Weight Relative Strength
Almost Strong 100kg 1 x Bodyweight
Strong 140kg 1.4 x Bodyweight
Damn Strong 180kg 1.8 x Bodyweight

Pull-Ups

The only bodyweight movement on the list and with good reason. Bodyweight squats are easy, press ups are more often cheated on, sit ups test mental toughness more than core strength. The pull up however is simple enough to learn but gets hard real quick.

Hang from a bar with a double overhand grip, pull yourself up with minimal momentum until your chin is over the bar, lower yourself to the starting position and repeat.

Reps
Almost Strong 10
Strong 15
Damn Strong 25

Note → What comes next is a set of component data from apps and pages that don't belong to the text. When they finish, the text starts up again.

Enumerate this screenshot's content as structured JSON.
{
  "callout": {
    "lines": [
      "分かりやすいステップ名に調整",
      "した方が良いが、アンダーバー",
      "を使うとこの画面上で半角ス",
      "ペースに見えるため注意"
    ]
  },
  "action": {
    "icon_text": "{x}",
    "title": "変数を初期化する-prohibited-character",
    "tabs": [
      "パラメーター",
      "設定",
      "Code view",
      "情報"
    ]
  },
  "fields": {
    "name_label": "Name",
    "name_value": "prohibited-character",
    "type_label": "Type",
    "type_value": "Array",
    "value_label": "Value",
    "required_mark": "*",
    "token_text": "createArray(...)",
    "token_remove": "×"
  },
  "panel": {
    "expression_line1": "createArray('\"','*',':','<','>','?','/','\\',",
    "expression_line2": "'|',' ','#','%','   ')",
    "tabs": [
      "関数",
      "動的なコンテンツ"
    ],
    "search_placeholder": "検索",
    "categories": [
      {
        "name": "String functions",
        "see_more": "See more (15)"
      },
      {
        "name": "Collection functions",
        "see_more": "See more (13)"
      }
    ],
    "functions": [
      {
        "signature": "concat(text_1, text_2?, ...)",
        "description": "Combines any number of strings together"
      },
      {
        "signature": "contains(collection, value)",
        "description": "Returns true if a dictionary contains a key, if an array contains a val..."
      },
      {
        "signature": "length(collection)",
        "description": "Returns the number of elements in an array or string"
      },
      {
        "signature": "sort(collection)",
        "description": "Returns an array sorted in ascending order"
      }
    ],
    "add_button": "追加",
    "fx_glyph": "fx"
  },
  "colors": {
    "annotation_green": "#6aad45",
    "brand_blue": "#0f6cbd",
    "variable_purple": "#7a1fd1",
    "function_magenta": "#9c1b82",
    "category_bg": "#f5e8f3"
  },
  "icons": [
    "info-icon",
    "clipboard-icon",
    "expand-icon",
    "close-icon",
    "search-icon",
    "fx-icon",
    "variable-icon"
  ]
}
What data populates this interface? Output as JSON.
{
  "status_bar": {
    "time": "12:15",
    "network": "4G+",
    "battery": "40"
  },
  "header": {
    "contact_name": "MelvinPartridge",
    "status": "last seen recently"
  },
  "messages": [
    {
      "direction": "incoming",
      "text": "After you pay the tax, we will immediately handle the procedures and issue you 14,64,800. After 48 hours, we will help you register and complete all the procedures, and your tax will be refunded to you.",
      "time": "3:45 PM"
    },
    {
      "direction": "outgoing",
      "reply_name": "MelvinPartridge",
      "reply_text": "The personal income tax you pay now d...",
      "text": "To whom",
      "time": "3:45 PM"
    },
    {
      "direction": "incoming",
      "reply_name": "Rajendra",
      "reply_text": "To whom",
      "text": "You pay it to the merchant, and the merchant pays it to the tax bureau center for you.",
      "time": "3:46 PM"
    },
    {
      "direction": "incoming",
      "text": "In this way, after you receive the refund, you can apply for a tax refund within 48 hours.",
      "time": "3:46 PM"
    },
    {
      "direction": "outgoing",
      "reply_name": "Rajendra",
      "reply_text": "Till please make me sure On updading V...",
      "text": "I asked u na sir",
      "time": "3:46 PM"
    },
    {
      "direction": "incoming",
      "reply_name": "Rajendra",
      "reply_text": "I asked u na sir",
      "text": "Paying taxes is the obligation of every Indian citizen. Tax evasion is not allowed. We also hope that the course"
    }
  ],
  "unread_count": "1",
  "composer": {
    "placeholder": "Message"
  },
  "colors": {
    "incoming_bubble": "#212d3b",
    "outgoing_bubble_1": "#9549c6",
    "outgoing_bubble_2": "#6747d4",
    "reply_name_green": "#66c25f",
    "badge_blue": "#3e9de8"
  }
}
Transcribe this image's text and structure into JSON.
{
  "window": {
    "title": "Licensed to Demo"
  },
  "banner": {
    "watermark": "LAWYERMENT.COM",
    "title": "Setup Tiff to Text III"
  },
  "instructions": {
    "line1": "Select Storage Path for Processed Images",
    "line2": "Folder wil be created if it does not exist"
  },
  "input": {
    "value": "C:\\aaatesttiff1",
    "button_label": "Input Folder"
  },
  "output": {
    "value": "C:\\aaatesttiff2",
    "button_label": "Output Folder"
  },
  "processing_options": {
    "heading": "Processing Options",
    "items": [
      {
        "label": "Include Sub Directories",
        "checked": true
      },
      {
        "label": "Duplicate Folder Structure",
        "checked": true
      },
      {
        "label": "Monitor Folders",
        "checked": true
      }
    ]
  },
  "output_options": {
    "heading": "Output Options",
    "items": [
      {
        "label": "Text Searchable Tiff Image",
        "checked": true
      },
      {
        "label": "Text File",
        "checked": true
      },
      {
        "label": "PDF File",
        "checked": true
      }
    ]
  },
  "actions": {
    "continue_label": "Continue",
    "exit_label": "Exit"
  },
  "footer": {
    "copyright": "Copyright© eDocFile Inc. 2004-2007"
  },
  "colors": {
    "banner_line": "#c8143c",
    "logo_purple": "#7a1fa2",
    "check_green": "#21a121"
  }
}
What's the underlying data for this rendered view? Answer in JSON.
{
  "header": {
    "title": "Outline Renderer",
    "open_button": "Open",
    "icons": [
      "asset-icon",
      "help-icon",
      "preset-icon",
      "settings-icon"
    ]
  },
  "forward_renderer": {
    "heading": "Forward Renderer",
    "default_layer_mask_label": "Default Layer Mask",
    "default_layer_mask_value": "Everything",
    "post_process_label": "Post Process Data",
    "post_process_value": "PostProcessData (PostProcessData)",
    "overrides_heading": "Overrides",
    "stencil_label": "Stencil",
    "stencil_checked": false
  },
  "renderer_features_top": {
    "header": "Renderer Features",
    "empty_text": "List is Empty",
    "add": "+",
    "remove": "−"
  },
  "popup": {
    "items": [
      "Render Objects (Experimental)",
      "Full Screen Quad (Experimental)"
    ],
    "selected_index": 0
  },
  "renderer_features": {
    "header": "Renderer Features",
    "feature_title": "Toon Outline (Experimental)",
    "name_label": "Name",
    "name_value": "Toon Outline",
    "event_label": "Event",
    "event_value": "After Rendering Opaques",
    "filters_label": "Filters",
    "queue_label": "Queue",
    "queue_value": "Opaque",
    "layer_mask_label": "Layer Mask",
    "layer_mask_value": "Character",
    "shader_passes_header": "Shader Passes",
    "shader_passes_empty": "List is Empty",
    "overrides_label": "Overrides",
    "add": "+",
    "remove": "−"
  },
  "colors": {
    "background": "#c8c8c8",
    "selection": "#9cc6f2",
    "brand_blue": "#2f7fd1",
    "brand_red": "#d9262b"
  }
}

Editors note: This article is an op-ed. The views expressed herein are the authors and don’t necessarily reflect the views of BarBend. Claims, assertions, opinions, and quotes have been sourced exclusively by the author.

About the author

Christo Bland